Often the opinions of former government officials are publicized, scrutinized, and valued because of their inside knowledge and experience. And just as often, I put very little stock in their thoughts, because you never know their motive. Speaking out on an issue or situation they are no longer directly involved in could be netting them money, could be politically motivated, or could simply involve grinding an old axe. And, the aforementioned three former US officials – despite their solid reputations and impressive credentials – are no different. Therefore, I did some personal research on the issue of the peace summit and after speaking to some connected folks, came up with just about the same alarming analysis: the upcoming Middle East peace summit will fail to do much good.
I understand that most Americans aren’t very tuned in to the fight between Israel and Palestine. Most people see the War in Iraq and the ongoing battles in Afghanistan as much more important – and the fact is that our media either creates and/or supports that belief. But we must realize that the Middle East is like a kindergarten playground; every action creates an equal and opposite reaction. Thus, any activity in the Israel/Palestine conflict influences the situations in Iraq, Iran, North Korea, Afghanistan, and so forth.
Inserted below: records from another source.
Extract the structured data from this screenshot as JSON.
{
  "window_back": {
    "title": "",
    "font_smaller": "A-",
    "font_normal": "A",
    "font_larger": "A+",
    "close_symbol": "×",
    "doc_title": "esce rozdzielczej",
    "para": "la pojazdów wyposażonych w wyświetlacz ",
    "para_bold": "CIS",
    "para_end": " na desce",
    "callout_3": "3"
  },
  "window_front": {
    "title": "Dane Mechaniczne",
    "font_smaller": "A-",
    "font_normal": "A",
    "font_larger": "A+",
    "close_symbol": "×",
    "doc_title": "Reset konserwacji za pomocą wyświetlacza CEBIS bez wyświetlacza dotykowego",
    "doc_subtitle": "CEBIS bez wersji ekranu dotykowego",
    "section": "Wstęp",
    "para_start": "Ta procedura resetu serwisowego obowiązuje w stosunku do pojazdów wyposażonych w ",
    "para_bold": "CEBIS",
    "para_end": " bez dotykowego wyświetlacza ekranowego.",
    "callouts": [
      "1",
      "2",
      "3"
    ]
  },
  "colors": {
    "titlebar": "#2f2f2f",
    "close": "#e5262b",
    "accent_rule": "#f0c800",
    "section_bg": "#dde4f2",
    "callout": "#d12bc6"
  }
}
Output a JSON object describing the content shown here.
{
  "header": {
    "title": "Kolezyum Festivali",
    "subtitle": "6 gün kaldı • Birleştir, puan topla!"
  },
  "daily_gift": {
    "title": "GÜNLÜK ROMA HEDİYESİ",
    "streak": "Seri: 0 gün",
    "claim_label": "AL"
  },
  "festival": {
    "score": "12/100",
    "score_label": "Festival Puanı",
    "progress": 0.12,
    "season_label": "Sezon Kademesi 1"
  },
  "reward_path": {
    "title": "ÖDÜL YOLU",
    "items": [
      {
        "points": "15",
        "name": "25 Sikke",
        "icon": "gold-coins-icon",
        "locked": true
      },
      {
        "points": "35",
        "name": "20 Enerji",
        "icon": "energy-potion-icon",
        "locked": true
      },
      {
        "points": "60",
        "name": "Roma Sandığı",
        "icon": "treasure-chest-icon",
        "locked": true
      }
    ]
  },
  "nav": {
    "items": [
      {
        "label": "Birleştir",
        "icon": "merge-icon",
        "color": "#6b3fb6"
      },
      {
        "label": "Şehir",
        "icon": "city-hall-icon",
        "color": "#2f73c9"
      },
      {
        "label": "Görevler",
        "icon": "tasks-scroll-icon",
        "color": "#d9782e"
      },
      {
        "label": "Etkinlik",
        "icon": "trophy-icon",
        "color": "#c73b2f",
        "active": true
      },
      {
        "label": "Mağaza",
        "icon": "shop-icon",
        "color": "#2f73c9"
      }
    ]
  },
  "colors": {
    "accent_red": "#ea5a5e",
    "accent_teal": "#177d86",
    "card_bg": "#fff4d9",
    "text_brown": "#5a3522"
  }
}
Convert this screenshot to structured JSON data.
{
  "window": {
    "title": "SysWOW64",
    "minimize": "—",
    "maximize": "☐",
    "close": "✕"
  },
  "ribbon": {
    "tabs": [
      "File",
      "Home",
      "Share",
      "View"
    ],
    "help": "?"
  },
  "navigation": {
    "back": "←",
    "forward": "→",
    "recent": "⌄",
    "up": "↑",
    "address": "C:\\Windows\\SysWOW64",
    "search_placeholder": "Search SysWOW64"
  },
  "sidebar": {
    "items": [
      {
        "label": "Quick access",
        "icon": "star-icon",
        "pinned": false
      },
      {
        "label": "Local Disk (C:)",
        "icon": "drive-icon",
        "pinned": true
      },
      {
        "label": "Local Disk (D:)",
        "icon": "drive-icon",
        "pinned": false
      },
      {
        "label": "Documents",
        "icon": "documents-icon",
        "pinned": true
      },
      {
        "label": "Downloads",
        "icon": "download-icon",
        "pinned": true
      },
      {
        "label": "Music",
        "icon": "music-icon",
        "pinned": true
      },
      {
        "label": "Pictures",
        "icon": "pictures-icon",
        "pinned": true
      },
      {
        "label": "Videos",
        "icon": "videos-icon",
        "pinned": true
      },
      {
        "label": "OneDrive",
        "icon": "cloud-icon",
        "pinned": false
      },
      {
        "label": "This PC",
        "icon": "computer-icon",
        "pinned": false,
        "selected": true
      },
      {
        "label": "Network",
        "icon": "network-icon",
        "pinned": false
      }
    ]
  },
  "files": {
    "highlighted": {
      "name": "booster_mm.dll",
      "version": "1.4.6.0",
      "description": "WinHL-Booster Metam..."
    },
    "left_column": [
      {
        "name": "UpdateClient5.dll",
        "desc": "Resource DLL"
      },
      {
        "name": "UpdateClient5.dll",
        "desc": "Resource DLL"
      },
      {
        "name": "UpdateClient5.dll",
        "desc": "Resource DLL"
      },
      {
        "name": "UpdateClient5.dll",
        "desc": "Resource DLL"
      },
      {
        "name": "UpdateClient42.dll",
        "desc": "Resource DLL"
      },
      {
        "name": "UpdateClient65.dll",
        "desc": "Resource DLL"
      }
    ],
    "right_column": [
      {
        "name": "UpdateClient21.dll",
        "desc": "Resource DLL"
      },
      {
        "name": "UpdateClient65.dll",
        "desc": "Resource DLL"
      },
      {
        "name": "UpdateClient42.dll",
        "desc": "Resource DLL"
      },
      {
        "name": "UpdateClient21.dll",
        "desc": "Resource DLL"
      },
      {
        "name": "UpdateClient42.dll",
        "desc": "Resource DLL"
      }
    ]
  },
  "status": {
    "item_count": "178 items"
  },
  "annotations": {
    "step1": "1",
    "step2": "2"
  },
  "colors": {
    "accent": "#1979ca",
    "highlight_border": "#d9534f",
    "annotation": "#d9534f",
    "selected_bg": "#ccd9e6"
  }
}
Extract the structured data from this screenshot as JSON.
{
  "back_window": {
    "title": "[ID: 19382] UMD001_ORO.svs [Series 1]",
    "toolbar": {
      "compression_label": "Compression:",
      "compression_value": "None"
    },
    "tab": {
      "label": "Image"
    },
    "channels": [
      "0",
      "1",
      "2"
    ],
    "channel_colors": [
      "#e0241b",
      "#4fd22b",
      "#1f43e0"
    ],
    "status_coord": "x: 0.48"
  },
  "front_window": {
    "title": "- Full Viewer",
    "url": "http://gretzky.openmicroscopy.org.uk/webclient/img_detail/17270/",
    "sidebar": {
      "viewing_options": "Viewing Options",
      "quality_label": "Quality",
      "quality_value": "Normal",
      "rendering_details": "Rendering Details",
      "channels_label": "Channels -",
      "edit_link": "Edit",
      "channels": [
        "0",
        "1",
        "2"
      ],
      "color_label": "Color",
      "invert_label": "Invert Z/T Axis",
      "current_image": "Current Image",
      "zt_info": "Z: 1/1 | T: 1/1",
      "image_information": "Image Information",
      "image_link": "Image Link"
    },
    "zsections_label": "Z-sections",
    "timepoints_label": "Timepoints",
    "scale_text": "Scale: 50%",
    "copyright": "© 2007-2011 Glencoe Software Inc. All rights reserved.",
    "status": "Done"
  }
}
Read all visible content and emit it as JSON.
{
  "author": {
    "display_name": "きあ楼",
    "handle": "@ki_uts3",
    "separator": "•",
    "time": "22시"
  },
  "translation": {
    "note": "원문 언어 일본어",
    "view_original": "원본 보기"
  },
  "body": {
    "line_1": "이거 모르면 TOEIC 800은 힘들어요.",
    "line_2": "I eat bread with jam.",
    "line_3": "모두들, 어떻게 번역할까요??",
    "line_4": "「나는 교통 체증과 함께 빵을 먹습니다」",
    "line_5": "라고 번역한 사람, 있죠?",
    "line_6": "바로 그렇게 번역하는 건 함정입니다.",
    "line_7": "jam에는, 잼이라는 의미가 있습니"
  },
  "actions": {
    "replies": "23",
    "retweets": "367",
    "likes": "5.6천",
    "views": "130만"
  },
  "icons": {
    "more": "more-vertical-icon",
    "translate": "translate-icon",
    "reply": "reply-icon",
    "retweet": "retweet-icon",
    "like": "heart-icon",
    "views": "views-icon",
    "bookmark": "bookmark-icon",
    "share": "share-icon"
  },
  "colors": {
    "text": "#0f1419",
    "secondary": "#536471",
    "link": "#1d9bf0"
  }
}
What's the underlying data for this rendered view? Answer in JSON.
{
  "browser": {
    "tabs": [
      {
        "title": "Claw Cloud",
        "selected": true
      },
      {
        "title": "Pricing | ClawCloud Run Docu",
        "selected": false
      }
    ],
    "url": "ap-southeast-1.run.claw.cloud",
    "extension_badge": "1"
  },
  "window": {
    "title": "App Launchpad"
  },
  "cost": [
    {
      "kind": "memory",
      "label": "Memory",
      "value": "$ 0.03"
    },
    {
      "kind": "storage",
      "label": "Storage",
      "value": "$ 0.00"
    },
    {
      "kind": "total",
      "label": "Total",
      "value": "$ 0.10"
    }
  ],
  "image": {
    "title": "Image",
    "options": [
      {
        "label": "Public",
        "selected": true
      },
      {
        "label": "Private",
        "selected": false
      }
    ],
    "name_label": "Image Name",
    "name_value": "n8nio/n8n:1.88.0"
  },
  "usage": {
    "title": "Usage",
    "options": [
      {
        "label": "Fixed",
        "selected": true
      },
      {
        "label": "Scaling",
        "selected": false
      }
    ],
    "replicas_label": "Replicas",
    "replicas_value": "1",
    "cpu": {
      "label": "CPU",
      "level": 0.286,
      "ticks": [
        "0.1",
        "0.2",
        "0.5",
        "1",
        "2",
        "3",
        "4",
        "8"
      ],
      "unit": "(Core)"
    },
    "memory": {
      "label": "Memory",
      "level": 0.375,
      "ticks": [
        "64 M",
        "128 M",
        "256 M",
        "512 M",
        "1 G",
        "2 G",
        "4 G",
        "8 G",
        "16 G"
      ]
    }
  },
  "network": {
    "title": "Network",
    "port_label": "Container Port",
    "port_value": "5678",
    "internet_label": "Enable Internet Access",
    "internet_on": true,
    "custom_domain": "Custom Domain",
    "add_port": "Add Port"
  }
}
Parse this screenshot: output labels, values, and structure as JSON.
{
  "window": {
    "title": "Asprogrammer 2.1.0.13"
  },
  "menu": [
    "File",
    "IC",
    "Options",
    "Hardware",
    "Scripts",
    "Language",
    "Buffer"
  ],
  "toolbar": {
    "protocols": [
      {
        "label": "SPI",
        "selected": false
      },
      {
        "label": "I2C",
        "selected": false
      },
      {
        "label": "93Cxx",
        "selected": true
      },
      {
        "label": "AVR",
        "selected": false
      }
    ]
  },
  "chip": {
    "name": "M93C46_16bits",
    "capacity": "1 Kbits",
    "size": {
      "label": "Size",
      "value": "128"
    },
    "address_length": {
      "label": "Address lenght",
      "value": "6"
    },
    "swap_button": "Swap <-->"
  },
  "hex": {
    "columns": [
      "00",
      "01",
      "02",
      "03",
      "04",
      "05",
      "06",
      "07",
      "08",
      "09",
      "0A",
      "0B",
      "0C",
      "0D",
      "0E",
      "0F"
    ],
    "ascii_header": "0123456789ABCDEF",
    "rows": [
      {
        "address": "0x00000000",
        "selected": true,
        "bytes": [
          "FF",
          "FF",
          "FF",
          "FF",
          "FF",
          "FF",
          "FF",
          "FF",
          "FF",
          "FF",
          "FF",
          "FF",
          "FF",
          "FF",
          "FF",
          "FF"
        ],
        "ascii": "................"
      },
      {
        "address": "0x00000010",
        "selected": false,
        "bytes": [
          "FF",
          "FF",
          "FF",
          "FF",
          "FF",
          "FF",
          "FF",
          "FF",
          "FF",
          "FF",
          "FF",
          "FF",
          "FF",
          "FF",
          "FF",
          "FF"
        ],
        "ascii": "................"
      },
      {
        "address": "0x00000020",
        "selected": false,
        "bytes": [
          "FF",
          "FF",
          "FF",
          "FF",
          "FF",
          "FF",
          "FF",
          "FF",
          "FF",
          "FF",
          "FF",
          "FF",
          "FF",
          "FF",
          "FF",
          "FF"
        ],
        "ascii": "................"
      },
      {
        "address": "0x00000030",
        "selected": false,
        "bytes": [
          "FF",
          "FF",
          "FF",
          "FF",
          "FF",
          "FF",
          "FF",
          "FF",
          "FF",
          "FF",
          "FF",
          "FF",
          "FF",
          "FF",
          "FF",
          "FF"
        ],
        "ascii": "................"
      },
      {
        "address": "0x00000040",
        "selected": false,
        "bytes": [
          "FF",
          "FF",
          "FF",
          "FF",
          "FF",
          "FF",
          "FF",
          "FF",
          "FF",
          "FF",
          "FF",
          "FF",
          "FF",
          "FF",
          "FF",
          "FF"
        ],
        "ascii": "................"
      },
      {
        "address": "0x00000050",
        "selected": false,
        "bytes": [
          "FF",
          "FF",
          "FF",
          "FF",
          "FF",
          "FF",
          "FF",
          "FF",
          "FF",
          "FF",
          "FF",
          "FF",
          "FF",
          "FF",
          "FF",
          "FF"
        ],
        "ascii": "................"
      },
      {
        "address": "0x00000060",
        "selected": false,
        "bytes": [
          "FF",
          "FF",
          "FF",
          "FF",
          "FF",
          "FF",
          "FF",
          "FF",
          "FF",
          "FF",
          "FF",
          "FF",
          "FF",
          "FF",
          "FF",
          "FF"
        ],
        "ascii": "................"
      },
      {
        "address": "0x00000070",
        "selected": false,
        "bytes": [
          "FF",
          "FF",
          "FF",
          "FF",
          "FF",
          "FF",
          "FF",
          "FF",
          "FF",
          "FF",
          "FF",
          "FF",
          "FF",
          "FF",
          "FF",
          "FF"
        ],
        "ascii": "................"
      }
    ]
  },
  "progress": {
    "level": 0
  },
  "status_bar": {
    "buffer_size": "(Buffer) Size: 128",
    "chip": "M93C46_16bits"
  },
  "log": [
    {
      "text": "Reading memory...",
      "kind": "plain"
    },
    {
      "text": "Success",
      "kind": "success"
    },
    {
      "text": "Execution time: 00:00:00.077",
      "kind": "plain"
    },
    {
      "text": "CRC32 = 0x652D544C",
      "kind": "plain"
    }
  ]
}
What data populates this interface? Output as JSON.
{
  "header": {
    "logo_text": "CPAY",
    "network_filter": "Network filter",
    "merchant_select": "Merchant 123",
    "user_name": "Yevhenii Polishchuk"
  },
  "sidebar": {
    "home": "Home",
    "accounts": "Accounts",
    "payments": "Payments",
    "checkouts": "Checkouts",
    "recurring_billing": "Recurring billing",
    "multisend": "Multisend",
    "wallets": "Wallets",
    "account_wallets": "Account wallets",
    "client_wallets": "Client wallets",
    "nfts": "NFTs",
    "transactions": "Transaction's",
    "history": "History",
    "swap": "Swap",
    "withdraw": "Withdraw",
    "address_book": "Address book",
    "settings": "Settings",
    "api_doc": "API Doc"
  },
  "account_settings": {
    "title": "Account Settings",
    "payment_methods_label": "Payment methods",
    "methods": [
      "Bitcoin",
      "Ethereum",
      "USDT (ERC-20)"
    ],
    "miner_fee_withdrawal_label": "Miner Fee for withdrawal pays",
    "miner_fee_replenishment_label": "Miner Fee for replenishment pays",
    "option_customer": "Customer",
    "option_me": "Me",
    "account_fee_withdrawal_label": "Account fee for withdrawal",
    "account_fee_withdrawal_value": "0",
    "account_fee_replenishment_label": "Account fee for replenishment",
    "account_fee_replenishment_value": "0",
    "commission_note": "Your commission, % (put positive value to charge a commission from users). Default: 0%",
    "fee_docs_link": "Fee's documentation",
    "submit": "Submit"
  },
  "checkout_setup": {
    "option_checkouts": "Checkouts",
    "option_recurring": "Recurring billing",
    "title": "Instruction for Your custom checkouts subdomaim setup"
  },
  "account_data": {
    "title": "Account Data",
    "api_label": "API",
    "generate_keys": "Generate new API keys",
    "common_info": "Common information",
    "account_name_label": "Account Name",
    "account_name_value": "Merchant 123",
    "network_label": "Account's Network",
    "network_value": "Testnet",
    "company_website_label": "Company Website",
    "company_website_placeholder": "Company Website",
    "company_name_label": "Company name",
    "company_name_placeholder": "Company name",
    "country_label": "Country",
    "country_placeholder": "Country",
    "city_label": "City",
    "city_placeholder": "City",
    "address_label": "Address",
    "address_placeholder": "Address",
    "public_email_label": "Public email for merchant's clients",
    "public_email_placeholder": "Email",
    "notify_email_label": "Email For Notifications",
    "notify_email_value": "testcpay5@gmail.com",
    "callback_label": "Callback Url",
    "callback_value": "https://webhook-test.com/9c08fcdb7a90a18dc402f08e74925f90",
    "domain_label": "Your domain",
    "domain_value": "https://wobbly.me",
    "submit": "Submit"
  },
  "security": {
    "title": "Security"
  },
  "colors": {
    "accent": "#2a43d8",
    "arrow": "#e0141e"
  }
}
Although the fight for the holy land is no longer the sexy war, it is as critical a foreign situation as any in the last 25 years. The United States must play a central role in brokering peace in that territory – if nothing more than to gain back some of the good will we’ve lost in the last five years. That said, we cannot continue handing over a blank check without bringing all the influential parties to the table and working with each of them on an ongoing basis to resolve the situation. The upcoming peace summit is a good start, but if nothing else occurs, it is too little, too late.